No Stirrups November for Intermediate Riders

To continue with No Stirrups November, let’s move to the next level. Our next lesson is learning to ride the rising trot without stirrups. Your eventual goal is to ride all gaits safely and correctly with no stirrups, but this takes time and practice!

In order to ride without stirrups at a rising trot, you must develop your balance plus enough strength in your core and legs. This takes regular weekly practice. Riding without stirrups has many great benefits.
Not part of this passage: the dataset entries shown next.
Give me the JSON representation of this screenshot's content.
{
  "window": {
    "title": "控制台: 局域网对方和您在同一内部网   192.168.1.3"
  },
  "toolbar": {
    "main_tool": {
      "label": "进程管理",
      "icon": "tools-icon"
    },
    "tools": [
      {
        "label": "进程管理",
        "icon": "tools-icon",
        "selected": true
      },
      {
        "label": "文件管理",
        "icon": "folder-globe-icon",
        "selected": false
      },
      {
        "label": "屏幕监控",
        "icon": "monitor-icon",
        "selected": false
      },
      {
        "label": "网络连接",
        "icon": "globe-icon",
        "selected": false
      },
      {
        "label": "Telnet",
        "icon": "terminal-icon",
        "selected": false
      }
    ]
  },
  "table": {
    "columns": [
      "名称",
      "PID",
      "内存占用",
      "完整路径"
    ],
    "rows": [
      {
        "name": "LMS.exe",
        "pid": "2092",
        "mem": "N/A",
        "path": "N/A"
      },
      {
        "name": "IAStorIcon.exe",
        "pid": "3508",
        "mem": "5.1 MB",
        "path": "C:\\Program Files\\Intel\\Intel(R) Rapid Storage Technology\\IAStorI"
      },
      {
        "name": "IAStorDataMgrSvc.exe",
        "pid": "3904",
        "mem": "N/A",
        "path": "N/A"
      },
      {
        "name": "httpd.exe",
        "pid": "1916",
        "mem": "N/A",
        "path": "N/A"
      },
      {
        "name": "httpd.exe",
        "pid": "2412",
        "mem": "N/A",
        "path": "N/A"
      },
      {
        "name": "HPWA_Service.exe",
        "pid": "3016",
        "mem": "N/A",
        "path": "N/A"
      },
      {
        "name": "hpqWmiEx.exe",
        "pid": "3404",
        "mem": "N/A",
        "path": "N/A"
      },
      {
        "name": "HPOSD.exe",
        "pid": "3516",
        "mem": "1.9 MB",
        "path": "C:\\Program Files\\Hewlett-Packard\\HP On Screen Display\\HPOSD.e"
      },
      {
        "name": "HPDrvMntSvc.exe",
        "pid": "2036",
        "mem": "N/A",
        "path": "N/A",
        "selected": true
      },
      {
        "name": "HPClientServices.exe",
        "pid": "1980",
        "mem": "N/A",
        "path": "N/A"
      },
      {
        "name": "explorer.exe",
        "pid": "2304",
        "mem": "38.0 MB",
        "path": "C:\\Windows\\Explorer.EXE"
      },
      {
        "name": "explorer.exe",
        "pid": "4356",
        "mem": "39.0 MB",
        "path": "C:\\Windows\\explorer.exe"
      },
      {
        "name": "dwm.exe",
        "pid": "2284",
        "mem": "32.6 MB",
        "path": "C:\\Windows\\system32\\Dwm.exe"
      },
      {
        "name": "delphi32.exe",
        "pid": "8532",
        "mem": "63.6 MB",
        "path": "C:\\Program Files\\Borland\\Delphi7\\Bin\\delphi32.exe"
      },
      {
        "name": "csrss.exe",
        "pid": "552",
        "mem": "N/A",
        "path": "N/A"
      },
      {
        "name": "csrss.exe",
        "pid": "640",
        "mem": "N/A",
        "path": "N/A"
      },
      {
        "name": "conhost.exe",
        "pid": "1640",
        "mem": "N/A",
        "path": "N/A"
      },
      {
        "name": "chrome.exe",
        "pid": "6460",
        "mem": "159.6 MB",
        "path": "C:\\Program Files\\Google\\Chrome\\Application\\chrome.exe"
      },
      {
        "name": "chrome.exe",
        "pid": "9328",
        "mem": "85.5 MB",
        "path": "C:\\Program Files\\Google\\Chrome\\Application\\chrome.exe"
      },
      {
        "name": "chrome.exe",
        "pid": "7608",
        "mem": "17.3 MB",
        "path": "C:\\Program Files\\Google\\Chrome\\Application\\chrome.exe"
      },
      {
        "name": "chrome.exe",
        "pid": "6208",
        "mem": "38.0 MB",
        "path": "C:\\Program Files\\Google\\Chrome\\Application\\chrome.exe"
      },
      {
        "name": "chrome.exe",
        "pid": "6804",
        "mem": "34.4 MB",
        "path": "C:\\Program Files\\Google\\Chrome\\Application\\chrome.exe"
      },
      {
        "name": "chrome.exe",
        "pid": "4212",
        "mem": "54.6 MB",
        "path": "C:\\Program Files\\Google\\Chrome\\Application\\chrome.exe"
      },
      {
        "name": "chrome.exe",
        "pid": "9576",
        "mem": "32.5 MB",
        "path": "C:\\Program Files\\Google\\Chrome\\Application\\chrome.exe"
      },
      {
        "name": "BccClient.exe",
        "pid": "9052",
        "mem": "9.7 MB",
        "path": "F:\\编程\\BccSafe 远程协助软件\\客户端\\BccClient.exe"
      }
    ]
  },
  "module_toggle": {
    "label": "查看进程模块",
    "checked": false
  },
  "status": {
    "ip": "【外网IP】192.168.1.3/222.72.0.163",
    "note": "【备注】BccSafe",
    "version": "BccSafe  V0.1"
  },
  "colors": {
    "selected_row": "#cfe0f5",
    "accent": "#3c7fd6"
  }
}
It will build your leg strength, increase suppleness, and help you develop a secure and independent seat, which is a goal of all riding disciplines.

As mentioned in No-Stirrups November for Beginners, being longed is a fantastic way to develop a good basic balanced position. The more longe lessons you can take, the sooner you will start to see the benefits mentioned above.

Posting Trot Without Stirrups
Are you ready now to tackle the rising trot without stirrups? Posting, or performing the rising trot without stirrups, helps develop muscle control and balance, strong legs, and an independent seat. If you jump or eventually want to learn to jump, posting without stirrups will build a solid foundation for your jumping position, but only if it’s done correctly.

You can practice posting with no stirrups off the longe line. Remember to cross your stirrup leathers and irons correctly over the pommel so they don’t bang on the horse’s side.

NO-STIRRUPS POSTING TROT PRACTICE TIPS

Half-Seat or 2-Point Position Without Stirrups
Once you’ve mastered the rising trot without stirrups, performing the half-seat (2-point position) without stirrups is the next challenge. This exercise is more difficult than sitting or posting without stirrups, but it will develop strong legs and good balance and prepare you for jumping without stirrups.

Here are some exercise tips for riding in half-seat (2-point position) without stirrups:

NO-STIRRUPS 2-POINT PRACTICE TIPS

Good luck with these exercises and have fun challenging yourself as you work to improve your strength and balance for whatever type of riding you choose to do.

For more ideas and detail check out the USPC Manual of Horsemanship, Intermediate Level, 2nd Edition.